WORK REQUEST = Go through the listing beneath this task and return every line that carries the string "handler".

DATA FOR THE TASK =
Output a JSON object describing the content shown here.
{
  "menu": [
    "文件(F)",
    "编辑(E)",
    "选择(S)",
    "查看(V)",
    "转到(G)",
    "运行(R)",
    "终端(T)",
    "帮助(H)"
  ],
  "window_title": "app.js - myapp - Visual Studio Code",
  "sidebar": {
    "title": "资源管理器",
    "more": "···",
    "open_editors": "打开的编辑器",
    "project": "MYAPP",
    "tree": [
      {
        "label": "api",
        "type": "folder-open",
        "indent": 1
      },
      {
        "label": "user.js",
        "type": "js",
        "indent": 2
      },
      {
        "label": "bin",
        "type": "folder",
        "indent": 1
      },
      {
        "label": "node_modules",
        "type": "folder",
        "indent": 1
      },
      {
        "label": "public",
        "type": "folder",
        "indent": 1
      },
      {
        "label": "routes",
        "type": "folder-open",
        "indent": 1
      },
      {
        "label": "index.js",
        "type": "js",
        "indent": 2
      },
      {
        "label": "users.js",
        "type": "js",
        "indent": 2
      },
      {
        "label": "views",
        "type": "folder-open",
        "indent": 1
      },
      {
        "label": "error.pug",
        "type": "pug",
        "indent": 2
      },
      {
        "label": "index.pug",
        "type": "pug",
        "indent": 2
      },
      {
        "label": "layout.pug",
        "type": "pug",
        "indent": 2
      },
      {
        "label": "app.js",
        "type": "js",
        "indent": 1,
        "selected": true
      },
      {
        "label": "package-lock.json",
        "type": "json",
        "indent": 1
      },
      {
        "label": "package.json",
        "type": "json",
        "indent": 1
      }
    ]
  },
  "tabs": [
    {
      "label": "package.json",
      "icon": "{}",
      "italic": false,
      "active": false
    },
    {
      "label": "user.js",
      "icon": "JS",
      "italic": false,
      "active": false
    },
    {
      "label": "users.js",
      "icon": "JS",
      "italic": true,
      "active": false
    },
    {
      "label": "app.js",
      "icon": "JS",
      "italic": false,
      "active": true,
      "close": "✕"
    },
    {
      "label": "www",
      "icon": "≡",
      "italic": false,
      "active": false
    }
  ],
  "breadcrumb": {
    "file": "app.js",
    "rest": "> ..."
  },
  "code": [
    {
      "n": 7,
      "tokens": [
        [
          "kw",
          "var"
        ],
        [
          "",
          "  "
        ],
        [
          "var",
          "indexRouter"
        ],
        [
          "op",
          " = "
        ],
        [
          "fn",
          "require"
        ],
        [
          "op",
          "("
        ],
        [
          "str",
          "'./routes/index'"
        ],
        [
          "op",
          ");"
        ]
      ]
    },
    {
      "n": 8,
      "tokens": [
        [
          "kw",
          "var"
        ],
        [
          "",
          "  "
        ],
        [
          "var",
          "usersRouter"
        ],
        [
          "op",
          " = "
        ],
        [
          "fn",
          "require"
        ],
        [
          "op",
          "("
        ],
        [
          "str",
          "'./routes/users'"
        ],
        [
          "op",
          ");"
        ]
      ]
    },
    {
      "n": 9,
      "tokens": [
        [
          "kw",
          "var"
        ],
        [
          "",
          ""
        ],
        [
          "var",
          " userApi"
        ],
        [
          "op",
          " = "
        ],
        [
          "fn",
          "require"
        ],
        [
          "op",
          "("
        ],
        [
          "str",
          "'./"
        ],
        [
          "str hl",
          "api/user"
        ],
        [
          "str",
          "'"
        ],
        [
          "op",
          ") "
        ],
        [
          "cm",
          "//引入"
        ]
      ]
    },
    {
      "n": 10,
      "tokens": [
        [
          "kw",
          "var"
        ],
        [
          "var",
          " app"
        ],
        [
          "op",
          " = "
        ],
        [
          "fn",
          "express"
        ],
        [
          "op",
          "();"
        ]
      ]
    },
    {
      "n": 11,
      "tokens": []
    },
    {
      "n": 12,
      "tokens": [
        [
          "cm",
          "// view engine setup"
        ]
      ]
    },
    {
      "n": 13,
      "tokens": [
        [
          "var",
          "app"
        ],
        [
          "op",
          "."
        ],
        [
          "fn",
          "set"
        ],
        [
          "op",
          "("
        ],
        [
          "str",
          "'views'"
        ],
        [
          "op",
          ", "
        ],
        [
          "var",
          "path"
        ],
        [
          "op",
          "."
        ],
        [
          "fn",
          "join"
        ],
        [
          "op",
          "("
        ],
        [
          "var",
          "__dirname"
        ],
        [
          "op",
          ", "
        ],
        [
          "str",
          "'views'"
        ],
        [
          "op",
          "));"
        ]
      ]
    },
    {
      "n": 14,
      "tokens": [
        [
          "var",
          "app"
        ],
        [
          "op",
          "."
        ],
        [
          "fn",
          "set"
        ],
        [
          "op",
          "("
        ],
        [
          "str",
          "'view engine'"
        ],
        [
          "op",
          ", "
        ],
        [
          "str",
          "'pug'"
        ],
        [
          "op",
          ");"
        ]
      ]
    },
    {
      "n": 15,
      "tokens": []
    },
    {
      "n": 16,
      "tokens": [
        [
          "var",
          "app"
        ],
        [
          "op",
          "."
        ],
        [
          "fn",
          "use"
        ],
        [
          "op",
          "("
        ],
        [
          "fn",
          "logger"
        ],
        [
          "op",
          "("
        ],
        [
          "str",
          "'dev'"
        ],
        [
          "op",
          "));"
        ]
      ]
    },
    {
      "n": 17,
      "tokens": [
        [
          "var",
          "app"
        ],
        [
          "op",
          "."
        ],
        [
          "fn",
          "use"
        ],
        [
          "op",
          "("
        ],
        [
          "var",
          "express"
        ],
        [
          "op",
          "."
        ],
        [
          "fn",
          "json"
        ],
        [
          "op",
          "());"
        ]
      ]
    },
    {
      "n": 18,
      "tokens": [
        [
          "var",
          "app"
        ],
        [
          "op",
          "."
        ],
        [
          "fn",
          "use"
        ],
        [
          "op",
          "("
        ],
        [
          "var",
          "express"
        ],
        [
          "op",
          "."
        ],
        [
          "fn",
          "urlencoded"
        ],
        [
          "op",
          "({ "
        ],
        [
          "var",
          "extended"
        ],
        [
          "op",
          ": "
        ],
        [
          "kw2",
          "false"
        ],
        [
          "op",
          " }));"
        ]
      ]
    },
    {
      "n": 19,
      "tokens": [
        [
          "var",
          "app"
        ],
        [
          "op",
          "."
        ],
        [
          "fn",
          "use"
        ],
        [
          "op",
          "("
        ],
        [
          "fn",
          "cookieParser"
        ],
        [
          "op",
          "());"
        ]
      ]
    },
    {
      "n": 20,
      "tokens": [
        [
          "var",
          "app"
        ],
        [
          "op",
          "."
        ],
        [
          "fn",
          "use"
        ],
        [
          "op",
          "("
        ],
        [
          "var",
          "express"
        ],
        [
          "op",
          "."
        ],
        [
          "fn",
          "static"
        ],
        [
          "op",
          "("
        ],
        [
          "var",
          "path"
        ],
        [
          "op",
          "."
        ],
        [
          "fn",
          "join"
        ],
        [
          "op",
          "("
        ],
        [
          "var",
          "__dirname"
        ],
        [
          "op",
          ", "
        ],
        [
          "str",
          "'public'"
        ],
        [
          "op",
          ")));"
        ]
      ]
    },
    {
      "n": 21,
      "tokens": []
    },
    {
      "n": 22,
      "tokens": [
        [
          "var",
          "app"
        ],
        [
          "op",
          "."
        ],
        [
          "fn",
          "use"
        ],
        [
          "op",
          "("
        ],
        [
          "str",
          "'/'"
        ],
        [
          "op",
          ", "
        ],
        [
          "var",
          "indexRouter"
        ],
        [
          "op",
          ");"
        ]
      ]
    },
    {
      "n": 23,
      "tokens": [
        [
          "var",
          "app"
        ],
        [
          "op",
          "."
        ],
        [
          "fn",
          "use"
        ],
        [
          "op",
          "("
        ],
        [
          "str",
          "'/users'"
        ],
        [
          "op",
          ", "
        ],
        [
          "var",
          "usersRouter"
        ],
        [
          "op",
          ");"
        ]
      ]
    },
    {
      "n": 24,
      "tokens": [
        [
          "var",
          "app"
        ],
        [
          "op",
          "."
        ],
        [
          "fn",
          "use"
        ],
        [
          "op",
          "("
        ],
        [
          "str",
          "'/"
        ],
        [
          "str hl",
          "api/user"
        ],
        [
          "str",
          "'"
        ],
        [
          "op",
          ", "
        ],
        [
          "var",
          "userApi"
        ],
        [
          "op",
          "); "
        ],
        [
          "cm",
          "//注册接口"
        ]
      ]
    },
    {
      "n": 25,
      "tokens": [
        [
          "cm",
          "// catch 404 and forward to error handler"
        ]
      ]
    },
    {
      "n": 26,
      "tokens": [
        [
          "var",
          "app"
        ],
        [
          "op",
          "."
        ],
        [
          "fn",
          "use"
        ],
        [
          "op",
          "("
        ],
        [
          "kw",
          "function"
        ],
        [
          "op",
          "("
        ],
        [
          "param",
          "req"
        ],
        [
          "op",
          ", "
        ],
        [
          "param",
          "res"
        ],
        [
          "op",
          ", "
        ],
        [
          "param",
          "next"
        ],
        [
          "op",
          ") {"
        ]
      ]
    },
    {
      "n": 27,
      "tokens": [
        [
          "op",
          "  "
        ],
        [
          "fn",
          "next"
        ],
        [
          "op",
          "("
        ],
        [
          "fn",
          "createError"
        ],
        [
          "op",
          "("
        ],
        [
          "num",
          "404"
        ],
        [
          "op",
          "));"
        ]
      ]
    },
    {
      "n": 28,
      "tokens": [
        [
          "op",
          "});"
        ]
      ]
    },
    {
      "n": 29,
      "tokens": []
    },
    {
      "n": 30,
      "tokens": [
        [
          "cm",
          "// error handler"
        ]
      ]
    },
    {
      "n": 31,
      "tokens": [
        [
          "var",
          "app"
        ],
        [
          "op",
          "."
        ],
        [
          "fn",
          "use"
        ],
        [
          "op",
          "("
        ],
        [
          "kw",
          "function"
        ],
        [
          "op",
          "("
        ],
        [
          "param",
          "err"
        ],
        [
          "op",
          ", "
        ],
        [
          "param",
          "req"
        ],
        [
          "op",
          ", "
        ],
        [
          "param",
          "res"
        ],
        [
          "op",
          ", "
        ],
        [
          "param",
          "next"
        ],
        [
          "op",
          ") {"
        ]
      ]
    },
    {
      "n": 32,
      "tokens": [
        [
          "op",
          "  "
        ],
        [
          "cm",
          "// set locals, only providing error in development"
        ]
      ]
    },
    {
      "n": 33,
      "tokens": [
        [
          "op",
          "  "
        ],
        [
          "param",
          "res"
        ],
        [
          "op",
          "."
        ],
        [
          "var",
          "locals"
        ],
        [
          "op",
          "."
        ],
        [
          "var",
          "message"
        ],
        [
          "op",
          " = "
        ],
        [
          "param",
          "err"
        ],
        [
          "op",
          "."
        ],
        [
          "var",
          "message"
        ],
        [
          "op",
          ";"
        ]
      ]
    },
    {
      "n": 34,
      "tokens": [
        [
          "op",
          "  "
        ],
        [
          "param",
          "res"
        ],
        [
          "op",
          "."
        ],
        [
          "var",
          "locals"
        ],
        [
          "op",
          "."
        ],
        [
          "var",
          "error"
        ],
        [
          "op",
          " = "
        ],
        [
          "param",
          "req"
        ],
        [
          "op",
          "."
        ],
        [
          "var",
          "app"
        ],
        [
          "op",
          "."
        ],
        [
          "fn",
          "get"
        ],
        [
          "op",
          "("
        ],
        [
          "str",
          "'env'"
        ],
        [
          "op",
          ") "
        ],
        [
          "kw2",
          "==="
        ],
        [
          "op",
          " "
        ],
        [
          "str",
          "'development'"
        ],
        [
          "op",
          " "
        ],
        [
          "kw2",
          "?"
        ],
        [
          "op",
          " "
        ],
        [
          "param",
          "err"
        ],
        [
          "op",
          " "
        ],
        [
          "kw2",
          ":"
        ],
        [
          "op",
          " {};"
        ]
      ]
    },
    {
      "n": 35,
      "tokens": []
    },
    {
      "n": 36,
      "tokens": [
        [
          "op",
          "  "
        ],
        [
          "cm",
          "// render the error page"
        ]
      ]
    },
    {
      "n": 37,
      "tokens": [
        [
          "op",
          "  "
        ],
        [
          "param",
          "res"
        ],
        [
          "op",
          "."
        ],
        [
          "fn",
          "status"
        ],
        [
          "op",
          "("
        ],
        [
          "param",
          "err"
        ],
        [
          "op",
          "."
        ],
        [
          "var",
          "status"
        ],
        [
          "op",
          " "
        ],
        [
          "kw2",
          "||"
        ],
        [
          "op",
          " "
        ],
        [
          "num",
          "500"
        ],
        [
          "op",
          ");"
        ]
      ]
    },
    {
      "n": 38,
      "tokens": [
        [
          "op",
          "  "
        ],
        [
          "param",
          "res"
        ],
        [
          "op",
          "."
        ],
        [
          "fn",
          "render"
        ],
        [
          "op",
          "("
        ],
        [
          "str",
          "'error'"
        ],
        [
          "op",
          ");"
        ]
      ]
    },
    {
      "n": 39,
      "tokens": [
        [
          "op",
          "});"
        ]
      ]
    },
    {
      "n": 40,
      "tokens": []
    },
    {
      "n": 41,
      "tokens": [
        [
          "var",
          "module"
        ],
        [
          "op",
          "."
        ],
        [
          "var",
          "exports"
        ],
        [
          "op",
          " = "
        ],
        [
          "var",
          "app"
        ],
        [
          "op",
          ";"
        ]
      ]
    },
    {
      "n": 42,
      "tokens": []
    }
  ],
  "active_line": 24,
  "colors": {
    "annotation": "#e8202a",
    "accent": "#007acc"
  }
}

ANSWER SPACE =
          "// catch 404 and forward to error handler"
          "// error handler"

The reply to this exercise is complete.